*Available data*
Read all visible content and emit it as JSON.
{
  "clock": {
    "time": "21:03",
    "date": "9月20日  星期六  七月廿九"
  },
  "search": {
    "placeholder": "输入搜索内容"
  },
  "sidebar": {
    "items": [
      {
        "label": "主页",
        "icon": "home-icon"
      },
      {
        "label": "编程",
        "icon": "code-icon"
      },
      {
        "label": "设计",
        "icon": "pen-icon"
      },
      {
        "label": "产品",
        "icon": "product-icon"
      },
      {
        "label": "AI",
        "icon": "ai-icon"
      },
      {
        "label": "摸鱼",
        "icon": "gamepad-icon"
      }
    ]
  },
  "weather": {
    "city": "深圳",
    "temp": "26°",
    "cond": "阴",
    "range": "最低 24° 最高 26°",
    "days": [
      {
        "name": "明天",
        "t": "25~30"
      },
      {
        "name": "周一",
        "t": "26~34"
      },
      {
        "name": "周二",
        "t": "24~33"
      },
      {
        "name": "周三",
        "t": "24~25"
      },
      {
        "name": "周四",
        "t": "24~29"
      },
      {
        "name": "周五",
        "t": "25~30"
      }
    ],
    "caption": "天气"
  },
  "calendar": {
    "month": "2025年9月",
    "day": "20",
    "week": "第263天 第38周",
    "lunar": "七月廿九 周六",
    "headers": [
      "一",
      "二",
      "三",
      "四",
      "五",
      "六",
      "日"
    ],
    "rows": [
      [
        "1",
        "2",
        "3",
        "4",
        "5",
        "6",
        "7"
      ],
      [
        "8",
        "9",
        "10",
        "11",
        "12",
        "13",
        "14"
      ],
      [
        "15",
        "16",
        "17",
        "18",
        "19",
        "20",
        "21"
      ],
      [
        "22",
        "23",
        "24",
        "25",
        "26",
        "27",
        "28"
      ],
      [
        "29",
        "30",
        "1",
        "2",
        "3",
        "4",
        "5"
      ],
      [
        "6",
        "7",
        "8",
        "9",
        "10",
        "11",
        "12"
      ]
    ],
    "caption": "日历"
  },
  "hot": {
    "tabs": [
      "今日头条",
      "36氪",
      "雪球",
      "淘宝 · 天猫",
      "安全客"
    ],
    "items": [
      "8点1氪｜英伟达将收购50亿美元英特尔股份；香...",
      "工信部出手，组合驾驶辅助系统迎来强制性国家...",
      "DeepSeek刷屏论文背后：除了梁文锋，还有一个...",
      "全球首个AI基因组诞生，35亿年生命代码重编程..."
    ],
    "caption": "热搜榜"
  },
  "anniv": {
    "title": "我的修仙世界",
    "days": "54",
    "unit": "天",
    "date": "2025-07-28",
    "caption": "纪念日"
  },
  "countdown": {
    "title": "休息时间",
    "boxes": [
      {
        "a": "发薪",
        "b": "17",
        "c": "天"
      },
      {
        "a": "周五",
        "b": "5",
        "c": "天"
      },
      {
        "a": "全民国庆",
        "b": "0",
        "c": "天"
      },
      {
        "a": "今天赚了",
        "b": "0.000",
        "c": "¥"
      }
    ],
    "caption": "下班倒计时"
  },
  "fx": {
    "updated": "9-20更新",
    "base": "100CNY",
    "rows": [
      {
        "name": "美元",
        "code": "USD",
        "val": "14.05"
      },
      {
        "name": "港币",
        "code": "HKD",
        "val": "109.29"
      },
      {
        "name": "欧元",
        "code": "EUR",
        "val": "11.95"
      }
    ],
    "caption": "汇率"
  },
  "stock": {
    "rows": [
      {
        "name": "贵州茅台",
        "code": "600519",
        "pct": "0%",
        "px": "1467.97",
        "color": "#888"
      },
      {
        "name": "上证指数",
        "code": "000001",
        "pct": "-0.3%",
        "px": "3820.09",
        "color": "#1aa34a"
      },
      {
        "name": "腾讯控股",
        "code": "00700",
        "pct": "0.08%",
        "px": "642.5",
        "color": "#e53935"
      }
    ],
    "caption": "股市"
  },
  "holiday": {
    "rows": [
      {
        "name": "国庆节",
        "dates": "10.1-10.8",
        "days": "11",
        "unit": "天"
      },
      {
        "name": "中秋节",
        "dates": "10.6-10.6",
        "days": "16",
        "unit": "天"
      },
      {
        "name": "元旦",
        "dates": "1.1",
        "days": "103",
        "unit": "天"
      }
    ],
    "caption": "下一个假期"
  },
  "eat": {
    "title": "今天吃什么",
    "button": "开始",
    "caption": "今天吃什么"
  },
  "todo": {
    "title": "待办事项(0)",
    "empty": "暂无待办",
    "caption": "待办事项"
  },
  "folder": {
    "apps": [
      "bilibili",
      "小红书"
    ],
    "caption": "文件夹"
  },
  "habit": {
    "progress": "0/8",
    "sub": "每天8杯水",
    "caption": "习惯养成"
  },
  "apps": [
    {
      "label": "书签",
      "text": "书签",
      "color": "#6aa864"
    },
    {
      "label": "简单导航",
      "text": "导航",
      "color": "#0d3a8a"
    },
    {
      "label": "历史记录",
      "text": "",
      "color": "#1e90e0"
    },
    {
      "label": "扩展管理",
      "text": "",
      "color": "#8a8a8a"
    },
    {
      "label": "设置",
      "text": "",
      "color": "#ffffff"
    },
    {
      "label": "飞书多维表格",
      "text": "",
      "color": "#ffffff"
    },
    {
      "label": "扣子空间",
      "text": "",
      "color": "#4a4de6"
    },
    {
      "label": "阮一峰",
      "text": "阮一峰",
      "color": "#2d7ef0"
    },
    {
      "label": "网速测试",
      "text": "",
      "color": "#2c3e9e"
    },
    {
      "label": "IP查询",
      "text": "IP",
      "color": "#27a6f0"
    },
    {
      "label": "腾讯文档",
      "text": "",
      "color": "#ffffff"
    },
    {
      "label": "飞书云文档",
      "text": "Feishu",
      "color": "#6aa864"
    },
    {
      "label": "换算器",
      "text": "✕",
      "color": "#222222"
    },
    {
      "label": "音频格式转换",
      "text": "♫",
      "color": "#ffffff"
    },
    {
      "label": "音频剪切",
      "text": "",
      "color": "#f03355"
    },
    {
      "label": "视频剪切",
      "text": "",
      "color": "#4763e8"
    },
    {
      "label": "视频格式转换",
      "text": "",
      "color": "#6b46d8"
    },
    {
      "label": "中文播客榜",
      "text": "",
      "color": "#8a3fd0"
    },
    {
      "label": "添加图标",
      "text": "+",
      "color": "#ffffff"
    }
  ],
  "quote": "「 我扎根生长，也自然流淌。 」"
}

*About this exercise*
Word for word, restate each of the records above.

*Result of the task*
Read all visible content and emit it as JSON.
{
  "clock": {
    "time": "21:03",
    "date": "9月20日  星期六  七月廿九"
  },
  "search": {
    "placeholder": "输入搜索内容"
  },
  "sidebar": {
    "items": [
      {
        "label": "主页",
        "icon": "home-icon"
      },
      {
        "label": "编程",
        "icon": "code-icon"
      },
      {
        "label": "设计",
        "icon": "pen-icon"
      },
      {
        "label": "产品",
        "icon": "product-icon"
      },
      {
        "label": "AI",
        "icon": "ai-icon"
      },
      {
        "label": "摸鱼",
        "icon": "gamepad-icon"
      }
    ]
  },
  "weather": {
    "city": "深圳",
    "temp": "26°",
    "cond": "阴",
    "range": "最低 24° 最高 26°",
    "days": [
      {
        "name": "明天",
        "t": "25~30"
      },
      {
        "name": "周一",
        "t": "26~34"
      },
      {
        "name": "周二",
        "t": "24~33"
      },
      {
        "name": "周三",
        "t": "24~25"
      },
      {
        "name": "周四",
        "t": "24~29"
      },
      {
        "name": "周五",
        "t": "25~30"
      }
    ],
    "caption": "天气"
  },
  "calendar": {
    "month": "2025年9月",
    "day": "20",
    "week": "第263天 第38周",
    "lunar": "七月廿九 周六",
    "headers": [
      "一",
      "二",
      "三",
      "四",
      "五",
      "六",
      "日"
    ],
    "rows": [
      [
        "1",
        "2",
        "3",
        "4",
        "5",
        "6",
        "7"
      ],
      [
        "8",
        "9",
        "10",
        "11",
        "12",
        "13",
        "14"
      ],
      [
        "15",
        "16",
        "17",
        "18",
        "19",
        "20",
        "21"
      ],
      [
        "22",
        "23",
        "24",
        "25",
        "26",
        "27",
        "28"
      ],
      [
        "29",
        "30",
        "1",
        "2",
        "3",
        "4",
        "5"
      ],
      [
        "6",
        "7",
        "8",
        "9",
        "10",
        "11",
        "12"
      ]
    ],
    "caption": "日历"
  },
  "hot": {
    "tabs": [
      "今日头条",
      "36氪",
      "雪球",
      "淘宝 · 天猫",
      "安全客"
    ],
    "items": [
      "8点1氪｜英伟达将收购50亿美元英特尔股份；香...",
      "工信部出手，组合驾驶辅助系统迎来强制性国家...",
      "DeepSeek刷屏论文背后：除了梁文锋，还有一个...",
      "全球首个AI基因组诞生，35亿年生命代码重编程..."
    ],
    "caption": "热搜榜"
  },
  "anniv": {
    "title": "我的修仙世界",
    "days": "54",
    "unit": "天",
    "date": "2025-07-28",
    "caption": "纪念日"
  },
  "countdown": {
    "title": "休息时间",
    "boxes": [
      {
        "a": "发薪",
        "b": "17",
        "c": "天"
      },
      {
        "a": "周五",
        "b": "5",
        "c": "天"
      },
      {
        "a": "全民国庆",
        "b": "0",
        "c": "天"
      },
      {
        "a": "今天赚了",
        "b": "0.000",
        "c": "¥"
      }
    ],
    "caption": "下班倒计时"
  },
  "fx": {
    "updated": "9-20更新",
    "base": "100CNY",
    "rows": [
      {
        "name": "美元",
        "code": "USD",
        "val": "14.05"
      },
      {
        "name": "港币",
        "code": "HKD",
        "val": "109.29"
      },
      {
        "name": "欧元",
        "code": "EUR",
        "val": "11.95"
      }
    ],
    "caption": "汇率"
  },
  "stock": {
    "rows": [
      {
        "name": "贵州茅台",
        "code": "600519",
        "pct": "0%",
        "px": "1467.97",
        "color": "#888"
      },
      {
        "name": "上证指数",
        "code": "000001",
        "pct": "-0.3%",
        "px": "3820.09",
        "color": "#1aa34a"
      },
      {
        "name": "腾讯控股",
        "code": "00700",
        "pct": "0.08%",
        "px": "642.5",
        "color": "#e53935"
      }
    ],
    "caption": "股市"
  },
  "holiday": {
    "rows": [
      {
        "name": "国庆节",
        "dates": "10.1-10.8",
        "days": "11",
        "unit": "天"
      },
      {
        "name": "中秋节",
        "dates": "10.6-10.6",
        "days": "16",
        "unit": "天"
      },
      {
        "name": "元旦",
        "dates": "1.1",
        "days": "103",
        "unit": "天"
      }
    ],
    "caption": "下一个假期"
  },
  "eat": {
    "title": "今天吃什么",
    "button": "开始",
    "caption": "今天吃什么"
  },
  "todo": {
    "title": "待办事项(0)",
    "empty": "暂无待办",
    "caption": "待办事项"
  },
  "folder": {
    "apps": [
      "bilibili",
      "小红书"
    ],
    "caption": "文件夹"
  },
  "habit": {
    "progress": "0/8",
    "sub": "每天8杯水",
    "caption": "习惯养成"
  },
  "apps": [
    {
      "label": "书签",
      "text": "书签",
      "color": "#6aa864"
    },
    {
      "label": "简单导航",
      "text": "导航",
      "color": "#0d3a8a"
    },
    {
      "label": "历史记录",
      "text": "",
      "color": "#1e90e0"
    },
    {
      "label": "扩展管理",
      "text": "",
      "color": "#8a8a8a"
    },
    {
      "label": "设置",
      "text": "",
      "color": "#ffffff"
    },
    {
      "label": "飞书多维表格",
      "text": "",
      "color": "#ffffff"
    },
    {
      "label": "扣子空间",
      "text": "",
      "color": "#4a4de6"
    },
    {
      "label": "阮一峰",
      "text": "阮一峰",
      "color": "#2d7ef0"
    },
    {
      "label": "网速测试",
      "text": "",
      "color": "#2c3e9e"
    },
    {
      "label": "IP查询",
      "text": "IP",
      "color": "#27a6f0"
    },
    {
      "label": "腾讯文档",
      "text": "",
      "color": "#ffffff"
    },
    {
      "label": "飞书云文档",
      "text": "Feishu",
      "color": "#6aa864"
    },
    {
      "label": "换算器",
      "text": "✕",
      "color": "#222222"
    },
    {
      "label": "音频格式转换",
      "text": "♫",
      "color": "#ffffff"
    },
    {
      "label": "音频剪切",
      "text": "",
      "color": "#f03355"
    },
    {
      "label": "视频剪切",
      "text": "",
      "color": "#4763e8"
    },
    {
      "label": "视频格式转换",
      "text": "",
      "color": "#6b46d8"
    },
    {
      "label": "中文播客榜",
      "text": "",
      "color": "#8a3fd0"
    },
    {
      "label": "添加图标",
      "text": "+",
      "color": "#ffffff"
    }
  ],
  "quote": "「 我扎根生长，也自然流淌。 」"
}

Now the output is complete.